This year, our plan was to have a longer than usual trip to Scotland and other parts of Europe, and to take our New Zealand grandsons (aged 12 and 14) with us for the first three weeks, leaving New Zealand at the end of March. Unfortunately, as you may know, I had to leave earlier than expected because my sister Fiona was very ill in Scotland; I was able to spend some precious time with her before she died. This was a sad start to our visit. However, Kerr then arrived as planned with the boys, and we had an exciting, and exhausting time, staying with our daughter, Eileen, in London, and seeing all the sights. We walked miles, steeped ourselves in history, and were amazed at how quickly the boys learned to use the Tube network. The boys also had a quick trip to their ‘roots’ in Scotland and crossed by Eurostar to Paris, before we sent them home. An unexpected highlight for me was our visit to Harry Potter world, a vast film set full of amazing artefacts, fascinating to fans, and interesting even if you had only read the first book or seen the first film.
Kerr and I then toured London at a more sedate pace before going to Findochty, a little one-time fishing village in the North East of Scotland, where we house-sat for several months. The house was on the shores of the Moray Firth, and we enjoyed watching the changing movements of the water, and the many boats – and dolphins – going past. It was also a great base for exploring parts of Scotland we didn’t know so well, and for visiting friends and relations both North and South. Highlights included visiting a number of Scottish islands: Orkney with its amazing Neolithic village at Skara Brae, the Ring of Brodgar standing stones, the Italian Chapel painted by prisoners of war and the 12th century cathedral of Saint Magnus; the Isle of Skye, moodily beautiful, where a friend showed us some of the island’s ‘secret places’; Mull, and a marvellous bus driver who regaled us with tales of history, geography, geology and biology as we crossed the island, and who sang ‘Child in a Manger’ as we went past Bunessan and the memorial to Mary Macdonald there; Staffa, with its dramatic basalt columns and Fingal’s Cave, and the wonderfully fearless puffins waiting at the top of a steep slope; and beautiful Iona, known as ‘the cradle of Christianity’, with its wealth of Celtic spiritual history and its current ecumenical community.

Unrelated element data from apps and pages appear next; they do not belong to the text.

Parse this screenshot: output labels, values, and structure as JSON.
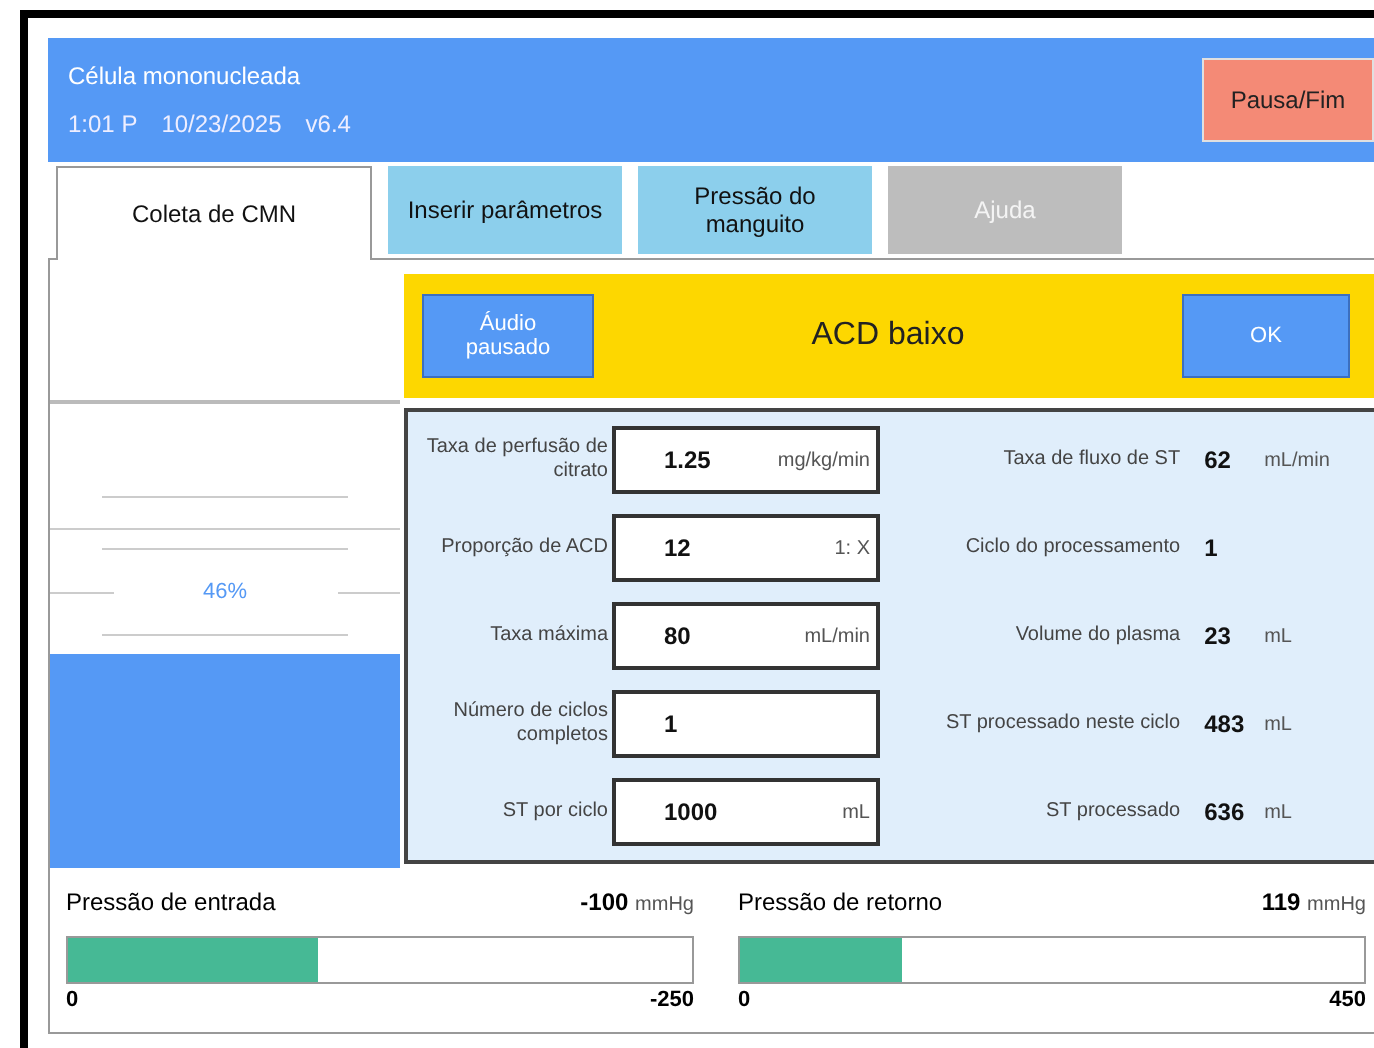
{
  "header": {
    "title": "Célula mononucleada",
    "time": "1:01 P",
    "date": "10/23/2025",
    "version": "v6.4",
    "pause_button": "Pausa/Fim"
  },
  "tabs": [
    {
      "label": "Coleta de CMN",
      "selected": true,
      "disabled": false
    },
    {
      "label": "Inserir parâmetros",
      "selected": false,
      "disabled": false
    },
    {
      "label": "Pressão do manguito",
      "selected": false,
      "disabled": false
    },
    {
      "label": "Ajuda",
      "selected": false,
      "disabled": true
    }
  ],
  "gauge": {
    "level": 0.46,
    "reading": "46%"
  },
  "alert": {
    "audio_button": "Áudio pausado",
    "message": "ACD baixo",
    "ok_button": "OK"
  },
  "settings": [
    {
      "label": "Taxa de perfusão de citrato",
      "value": "1.25",
      "unit": "mg/kg/min"
    },
    {
      "label": "Proporção de ACD",
      "value": "12",
      "unit": "1: X"
    },
    {
      "label": "Taxa máxima",
      "value": "80",
      "unit": "mL/min"
    },
    {
      "label": "Número de ciclos completos",
      "value": "1"
    },
    {
      "label": "ST por ciclo",
      "value": "1000",
      "unit": "mL"
    }
  ],
  "readings": [
    {
      "label": "Taxa de fluxo de ST",
      "value": "62",
      "unit": "mL/min"
    },
    {
      "label": "Ciclo do processamento",
      "value": "1"
    },
    {
      "label": "Volume do plasma",
      "value": "23",
      "unit": "mL"
    },
    {
      "label": "ST processado neste ciclo",
      "value": "483",
      "unit": "mL"
    },
    {
      "label": "ST processado",
      "value": "636",
      "unit": "mL"
    }
  ],
  "pressures": [
    {
      "label": "Pressão de entrada",
      "value": "-100",
      "unit": "mmHg",
      "level": 0.4,
      "min": "0",
      "max": "-250"
    },
    {
      "label": "Pressão de retorno",
      "value": "119",
      "unit": "mmHg",
      "level": 0.26,
      "min": "0",
      "max": "450"
    }
  ]
}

Other memorable places included Berlin, an exciting modern city, and with all its 20th century history, stories of the Berlin wall, escape attempts at Checkpoint Charlie, an underground bunker from the time of the Cold war, and the Jewish Museum, the most powerfully moving museum we have seen. The walled city of Chester showed us English history from Roman times; there are ancient shopping streets, and a magnificent cathedral, and of course we visited Chester Zoo (possibly even better than Auckland Zoo). From Chester we also made day trips to Liverpool and Manchester. We were briefly in Edinburgh during the Festival so we experienced the excitement of street performers showing their singing, dancing, drumming and other talents, and we managed to fit in a number of excellent Fringe shows, as well as seeing old friends. Prague was magnificent, with its castle, Charles Bridge, Wenceslas square, the astronomical clock and many mediaeval streets and buildings. In Prague we also enjoyed a splendid concert of Mozart’s music in the Mirrored Chapel. Prague was the starting point for our boat trip on the Danube – a wonderful experience, in spite of low water levels that made river cruising difficult at times. We went from Nuremberg to Vienna, and were thoroughly spoiled with excellent food, great scenery, beautiful old villages, towns and cities and very good company.
We feel very privileged to have been able to spend such a long time away from New Zealand, and to be able to catch up with friends and relations, re-visit places we enjoy and see so many great places new to us.